- Jin Kazama, Devil Jin (only shown the face & NPC cameo), Devil Kazuya, King, Armor King, Ogre, Mokujin and Heihachi feature in the crossover RPG title, Namco X Capcom.
- Yoshimitsu's ancestor is also a prominent character in the Soulcalibur series. Whilst his appearance is different from the Tekken games, he retains the same basic fighting style as his incarnation in the Tekken series.
- Heihachi also appears as a guest character in the PlayStation 2 version of Soulcalibur II.
- Nina Williams is the main character of the spin-off title, Death by Degrees, which also prominently features Anna Williams, as well as a cameo appearance by Heihachi Mishima.
- Heihachi Mishima and Tiger Jackson appear in a Namco party game, Pac-Man Fever.
- Mokujin makes a cameo appearance in the game, Point Blank 3.
- Marshall Law and Paul Phoenix appear in the Namco game, Urban Reign.
- Lars Alexandersson appears as a bonus playable character in Naruto Shippuden: Ultimate Ninja Storm 2, made available exclusively to players who preorder the game.
- A number of characters from the series will appear in the crossover fighting games Street Fighter X Tekken and Tekken X Street Fighter.
Appearances in other media[edit | edit source]
- Tekken: The Motion Picture, a two-part OVA series, was released in 1998.
- Tekken, a A live-action film directed by Dwight H. Little and starring John Foo, Ian Anthony Dale and Kelly Overton was released in 2010.
- The film Kuen Sun (a.k.a. The Avenging Fist) is loosely based on the Tekken storyline.
- Tekken Forever, a comic book published by Image Comics in December 2001 features a story that focused on the Kazama family and also the Unknown character from Tekken Tag Tournament.
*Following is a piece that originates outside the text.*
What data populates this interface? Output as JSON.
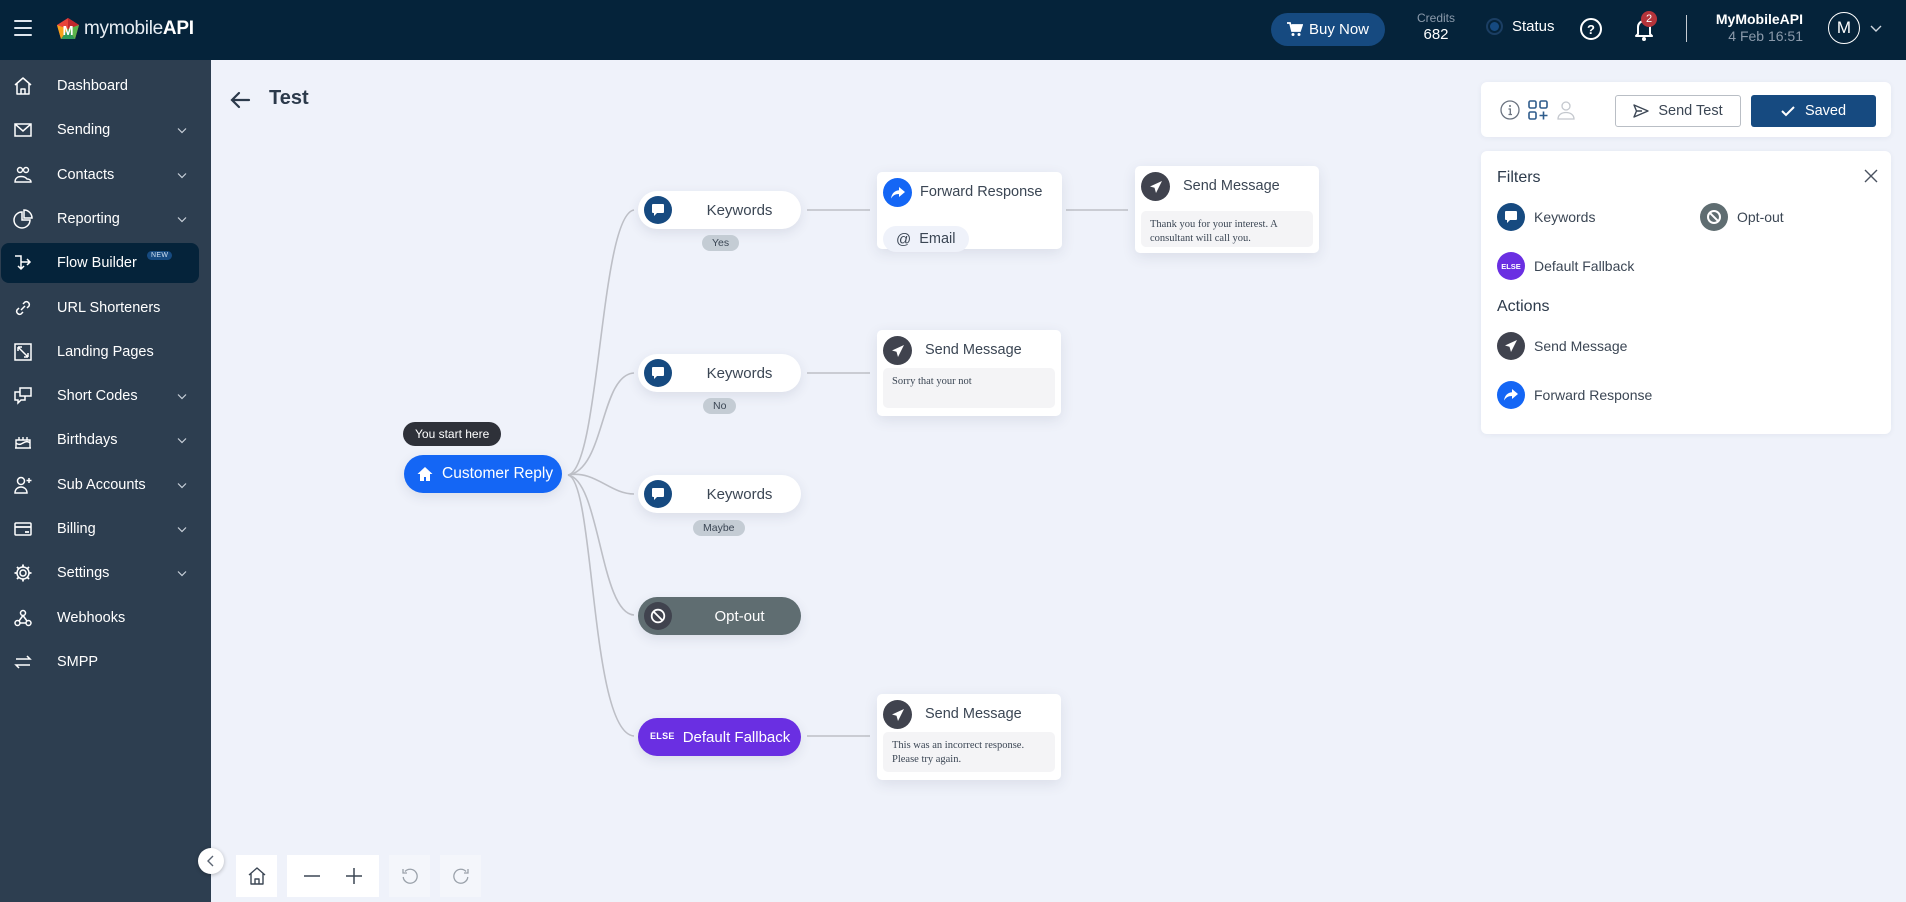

The comic only has one issue, and the reason for the comic's cancellation is unknown.
- Characters and settings from the series appear in the collectible card game Universal Fighting System by Fantasy Flight Games (specifically characters from Tekken 6) and in Epic Battles by Score Entertainment.
- Multiple clones of Mokujin made a cameo appearance in the manga Mahou Sensei Negima. In one of the ending songs of the Negima! anime, one of the characters made a reference to Tekken.
- Tekken 3 is referenced in the song My Console by Eiffel 65
- The satirical German news program Freitag Nacht News (Friday Night News) referenced the franchise twice during a news-segment about video-games.
Developers' opinions[edit | edit source]
Developers of non-Tekken games have commented on the series.
- Ed Boon, the co-creator of Mortal Kombat, revealed in one of his interviews with GamePro that his favorite fighting game out of his competitors is Tekken.
- Both Sega and Namco have shown interest in a possible crossover between Virtua Fighter and Tekken.
- Tomonobu Itagaki, creator of the Dead or Alive series of fighting games, has voiced his dislike of Tekken numerous times.
See also[edit | edit source]
- Tekken (video game)
- Tekken 2
- Tekken 3
- Tekken Tag Tournament
- Tekken 4
- Tekken 5
- Tekken 6
- Tekken 7
- Tekken: The Motion Picture
- Tekken (film)
References[edit | edit source]
[edit | edit source]
- Tekken official website (Japanese)
- Tekken official website (English)
- Tekken Zaibatsu (info/move Database)